The report generally supported the broad direction of government policy but chair Maxime Bernier said the recommendations aim to ensure Canada has the right tools. While the committee concluded the Canadian Forces are equipped to defend the region, it was concerned the building of Arctic patrol ships and the icebreaker John G. Diefenbaker are falling significantly behind schedule.

The committee recommended the government make development and long-term maintenance of viable Indigenous communities a priority and ensure that the Inuit be included in Northern environment scientific projects.

“It is especially important that Canada’s Indigenous peoples be an integral part of any decision making process affecting policies regarding the Arctic,” the report said. “In line with this, we believe it important that outstanding land claims in the region be settled quickly.”

Harris issued a supplementary report emphasizing the long-stalled process of implementing the 1993 Nunavut Land Claims Agreement.

“After 17 years, only 50 per cent of the agreement has been implemented,” he said, citing provision of educational services as a key to the future of Nunavut’s ability to run its own affairs and participate in national and international decision making about the Arctic.

“We must stress the importance and urgency for the government of Canada to fulfil its obligations to our indigenous partners in the Arctic.”

The committee heard testimony that a dispute resolution mechanism in the agreement was not working and Inuit leader Mary Simon had told the committee that “along with the building of military infrastructure in the region we also need to build sustainable communities.”
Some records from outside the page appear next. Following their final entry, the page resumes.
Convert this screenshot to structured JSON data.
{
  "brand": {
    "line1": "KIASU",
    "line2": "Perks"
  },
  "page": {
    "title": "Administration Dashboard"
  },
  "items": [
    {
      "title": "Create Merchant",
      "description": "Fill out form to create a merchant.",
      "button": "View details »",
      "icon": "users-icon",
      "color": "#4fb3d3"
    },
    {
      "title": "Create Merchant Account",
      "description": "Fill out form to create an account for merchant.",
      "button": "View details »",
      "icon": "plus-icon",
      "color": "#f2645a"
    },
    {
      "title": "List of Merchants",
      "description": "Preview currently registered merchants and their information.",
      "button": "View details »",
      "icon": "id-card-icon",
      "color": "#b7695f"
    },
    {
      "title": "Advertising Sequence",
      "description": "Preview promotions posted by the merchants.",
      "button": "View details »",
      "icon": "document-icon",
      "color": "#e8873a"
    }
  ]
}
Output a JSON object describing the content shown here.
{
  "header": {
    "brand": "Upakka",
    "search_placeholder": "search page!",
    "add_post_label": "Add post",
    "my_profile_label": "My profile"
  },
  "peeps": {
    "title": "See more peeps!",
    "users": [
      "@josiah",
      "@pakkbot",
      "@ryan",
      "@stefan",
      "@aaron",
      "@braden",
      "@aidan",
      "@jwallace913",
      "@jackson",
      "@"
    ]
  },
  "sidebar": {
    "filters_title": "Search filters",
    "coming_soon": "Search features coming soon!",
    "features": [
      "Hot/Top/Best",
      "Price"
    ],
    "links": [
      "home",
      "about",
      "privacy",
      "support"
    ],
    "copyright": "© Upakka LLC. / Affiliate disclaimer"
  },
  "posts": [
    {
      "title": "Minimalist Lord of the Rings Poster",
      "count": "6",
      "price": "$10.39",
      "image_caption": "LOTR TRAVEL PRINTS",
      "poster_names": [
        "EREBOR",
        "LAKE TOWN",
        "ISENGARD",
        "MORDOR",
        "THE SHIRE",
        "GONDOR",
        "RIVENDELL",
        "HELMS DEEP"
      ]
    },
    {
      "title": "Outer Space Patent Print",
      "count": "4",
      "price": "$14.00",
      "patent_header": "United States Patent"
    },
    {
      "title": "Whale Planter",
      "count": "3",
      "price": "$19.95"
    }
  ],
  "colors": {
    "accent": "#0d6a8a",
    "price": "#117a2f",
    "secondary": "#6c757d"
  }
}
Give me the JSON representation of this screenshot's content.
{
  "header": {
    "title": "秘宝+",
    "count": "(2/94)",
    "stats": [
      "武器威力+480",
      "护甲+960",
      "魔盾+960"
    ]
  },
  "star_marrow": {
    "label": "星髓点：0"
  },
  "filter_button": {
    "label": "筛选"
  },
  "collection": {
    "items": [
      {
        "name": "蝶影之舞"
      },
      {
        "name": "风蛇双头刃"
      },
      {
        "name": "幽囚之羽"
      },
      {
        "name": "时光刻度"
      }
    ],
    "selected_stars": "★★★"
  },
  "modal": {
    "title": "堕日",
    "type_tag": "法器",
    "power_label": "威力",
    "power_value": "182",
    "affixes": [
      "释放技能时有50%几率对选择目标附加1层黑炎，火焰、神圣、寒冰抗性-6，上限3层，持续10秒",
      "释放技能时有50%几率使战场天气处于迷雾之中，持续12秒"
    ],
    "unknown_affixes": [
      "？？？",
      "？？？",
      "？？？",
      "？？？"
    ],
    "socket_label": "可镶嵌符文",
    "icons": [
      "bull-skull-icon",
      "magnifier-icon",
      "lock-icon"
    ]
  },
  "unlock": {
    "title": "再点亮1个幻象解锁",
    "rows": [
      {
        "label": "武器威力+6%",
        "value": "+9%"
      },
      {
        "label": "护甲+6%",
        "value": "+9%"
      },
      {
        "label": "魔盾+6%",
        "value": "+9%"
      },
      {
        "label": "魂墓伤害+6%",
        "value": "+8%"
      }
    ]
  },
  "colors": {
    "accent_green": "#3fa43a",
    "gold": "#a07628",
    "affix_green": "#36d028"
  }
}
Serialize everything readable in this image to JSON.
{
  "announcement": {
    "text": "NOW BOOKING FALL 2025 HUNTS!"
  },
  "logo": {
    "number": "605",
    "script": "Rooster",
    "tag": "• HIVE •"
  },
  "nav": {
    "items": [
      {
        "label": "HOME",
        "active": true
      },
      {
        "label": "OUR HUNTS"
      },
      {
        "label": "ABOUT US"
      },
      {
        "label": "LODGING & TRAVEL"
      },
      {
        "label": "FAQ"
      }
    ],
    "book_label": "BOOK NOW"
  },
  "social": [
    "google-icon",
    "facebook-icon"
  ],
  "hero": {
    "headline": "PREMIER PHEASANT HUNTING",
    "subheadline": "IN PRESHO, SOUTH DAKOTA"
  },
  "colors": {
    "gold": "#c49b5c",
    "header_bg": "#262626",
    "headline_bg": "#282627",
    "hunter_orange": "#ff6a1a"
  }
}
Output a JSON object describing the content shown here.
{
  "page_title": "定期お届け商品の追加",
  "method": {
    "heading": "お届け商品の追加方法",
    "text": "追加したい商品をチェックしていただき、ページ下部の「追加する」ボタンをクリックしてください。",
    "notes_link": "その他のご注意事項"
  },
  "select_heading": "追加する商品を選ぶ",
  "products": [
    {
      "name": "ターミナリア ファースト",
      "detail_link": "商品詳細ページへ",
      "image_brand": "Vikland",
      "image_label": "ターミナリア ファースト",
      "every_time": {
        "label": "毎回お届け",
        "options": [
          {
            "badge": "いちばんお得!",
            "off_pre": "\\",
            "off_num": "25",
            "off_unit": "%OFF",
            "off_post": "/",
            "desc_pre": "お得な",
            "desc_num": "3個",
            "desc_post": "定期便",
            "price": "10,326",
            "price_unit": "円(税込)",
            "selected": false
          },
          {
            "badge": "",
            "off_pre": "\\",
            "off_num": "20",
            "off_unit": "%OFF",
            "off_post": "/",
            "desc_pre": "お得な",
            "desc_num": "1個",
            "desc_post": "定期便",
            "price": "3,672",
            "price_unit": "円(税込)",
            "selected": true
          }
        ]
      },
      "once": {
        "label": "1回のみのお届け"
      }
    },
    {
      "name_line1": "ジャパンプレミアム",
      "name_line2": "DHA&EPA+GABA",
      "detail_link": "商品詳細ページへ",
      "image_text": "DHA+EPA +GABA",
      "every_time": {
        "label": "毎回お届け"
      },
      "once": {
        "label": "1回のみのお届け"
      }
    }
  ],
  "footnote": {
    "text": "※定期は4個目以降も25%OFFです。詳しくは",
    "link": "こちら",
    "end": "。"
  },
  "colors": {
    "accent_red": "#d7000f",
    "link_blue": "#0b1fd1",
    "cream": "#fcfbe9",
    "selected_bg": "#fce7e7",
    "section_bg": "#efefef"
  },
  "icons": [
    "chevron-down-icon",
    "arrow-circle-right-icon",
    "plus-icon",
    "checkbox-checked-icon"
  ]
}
The committee said “Canada’s legal title to its Arctic territories is well established” and there is no immediate military threat to Canadian territories either in or “through” the Arctic. But it said that “given the increased interest and anticipated activity in the Arctic, Canada needs to increase its ‘presence’ in the region.”

Meanwhile, Operation Nanook, the Canadian Forces’ summer Arctic sovereignty exercise, moves north of the Arctic Circle for the first time this summer, and in a twist will include ships from the Danish and American navies, plus a ship and dive team from the United States Coast Guard.

The participation by the Danes and Americans is notable for a Canadian sovereignty exercise, since Canada has lingering offshore boundary disputes with both Denmark and the U.S.

With a file from the Nunatsiaq News

© Copyright (c) Canwest News Service
Original article here